March 12, 2014
Dear brothers and sisters,
I am taking the good news today from John 10:11-15.
“I am the good shepherd. A good shepherd lays down his life for the sheep. A hired man, who is not a shepherd and whose sheep are not his own, sees a wolf coming and leaves the sheep and runs away, and the wolf catches and scatters them. This is because he works for pay and has no concern for the sheep. I am the good shepherd, and I know mine and mine know me, just as the Father knows me and I know the Father; and I will lay down my life for the sheep.”

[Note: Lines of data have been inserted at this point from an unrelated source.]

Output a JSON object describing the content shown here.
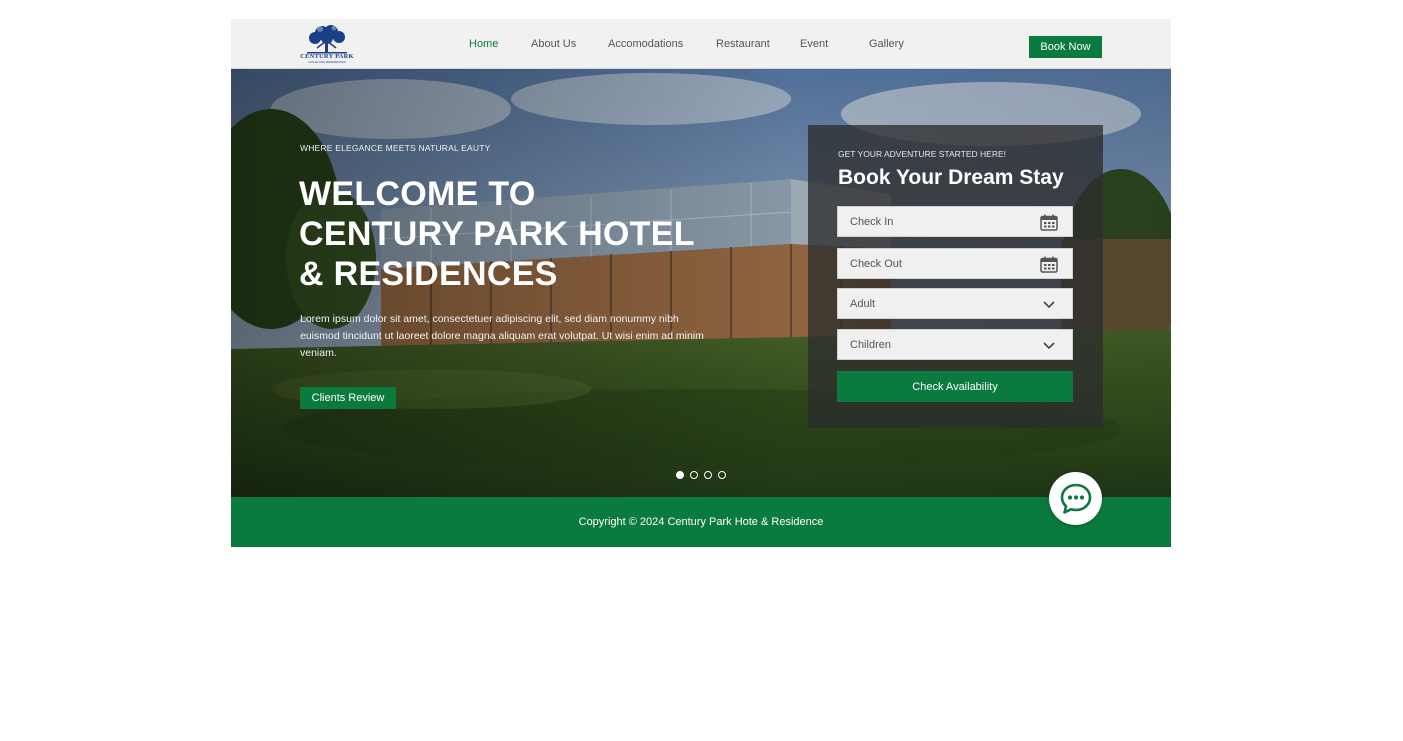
{
  "brand": {
    "name": "CENTURY PARK",
    "tagline": "HOTEL AND RESIDENCES",
    "color": "#1b3f86"
  },
  "nav": {
    "items": [
      {
        "label": "Home",
        "active": true
      },
      {
        "label": "About Us",
        "active": false
      },
      {
        "label": "Accomodations",
        "active": false
      },
      {
        "label": "Restaurant",
        "active": false
      },
      {
        "label": "Event",
        "active": false
      },
      {
        "label": "Gallery",
        "active": false
      }
    ],
    "cta": "Book Now"
  },
  "hero": {
    "eyebrow": "WHERE ELEGANCE MEETS NATURAL EAUTY",
    "headline_line1": "WELCOME TO",
    "headline_line2": "CENTURY PARK HOTEL",
    "headline_line3": "& RESIDENCES",
    "lede": "Lorem ipsum dolor sit amet, consectetuer adipiscing elit, sed diam nonummy nibh euismod tincidunt ut laoreet dolore magna aliquam erat volutpat. Ut wisi enim ad minim veniam.",
    "cta": "Clients Review",
    "slides": {
      "count": 4,
      "active_index": 0
    }
  },
  "booking": {
    "eyebrow": "GET YOUR ADVENTURE STARTED HERE!",
    "title": "Book Your Dream Stay",
    "check_in": {
      "placeholder": "Check In",
      "icon": "calendar-icon"
    },
    "check_out": {
      "placeholder": "Check Out",
      "icon": "calendar-icon"
    },
    "adult": {
      "value": "Adult",
      "icon": "chevron-down-icon"
    },
    "children": {
      "value": "Children",
      "icon": "chevron-down-icon"
    },
    "submit": "Check Availability"
  },
  "footer": {
    "copyright": "Copyright © 2024 Century Park Hote & Residence"
  },
  "chat": {
    "icon": "chat-bubble-icon"
  },
  "colors": {
    "accent": "#0b7a3e",
    "nav_bg": "#f1f1f1",
    "panel_bg": "rgba(45,45,45,0.78)"
  }
}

Beginning with verse 1 this passage is a direct extension of the story of the blind man as becomes apparent in verse 19. The New Jerome Biblical Commentary points out that the Greek word translated as “good” is closer to meaning “noble” or “ideal” and not as the opposite of bad or in the sense of being proficient at something.
This metaphor of the good shepherd is one of the reasons I enjoy reading the gospel of John so much. John has a way of conveying the intimate nature of God’s love for me that is incomparable. The communion between Jesus and his Father is unlike anything I’ve ever experienced. It is a mutuality, a continuous flowing back and forth, a union that makes Jesus and God indistinguishable one from the other. Of course, that’s what John is describing here. Jesus is telling me that this is the relationship he wants with me as well — the kind of knowing, of intimacy, that is beyond all understanding. The point is that it is not for me to understand; it is for me to simply relax into, to experience in a way that blots everything else out. I think that’s the only way that I can truly “know” God. From what I have read I think that’s the objective of meditation — an emptying of myself so that I can experience the fulness of God and His love for me. That is ridiculously difficult for me, so difficult that I seldom even try. There’s too much to do, too much to think about.
Jesus is the good, the ideal, shepherd. He was willing to lay aside his very life for me because he loves me. That’s the ideal that he wants me to follow. He wants me to lay aside all the clutter in my life, to die to life so to speak in order that I can know him, to be in union with him as he is with the Father. It’s a tall order for me, one that I resist. This Lent I have told myself that I am going to spend a few minutes in the morning trying. I may have to awaken a little earlier than usual. Maybe that will allow me to put off the intrusions of life for a few minutes. We’ll see how that goes!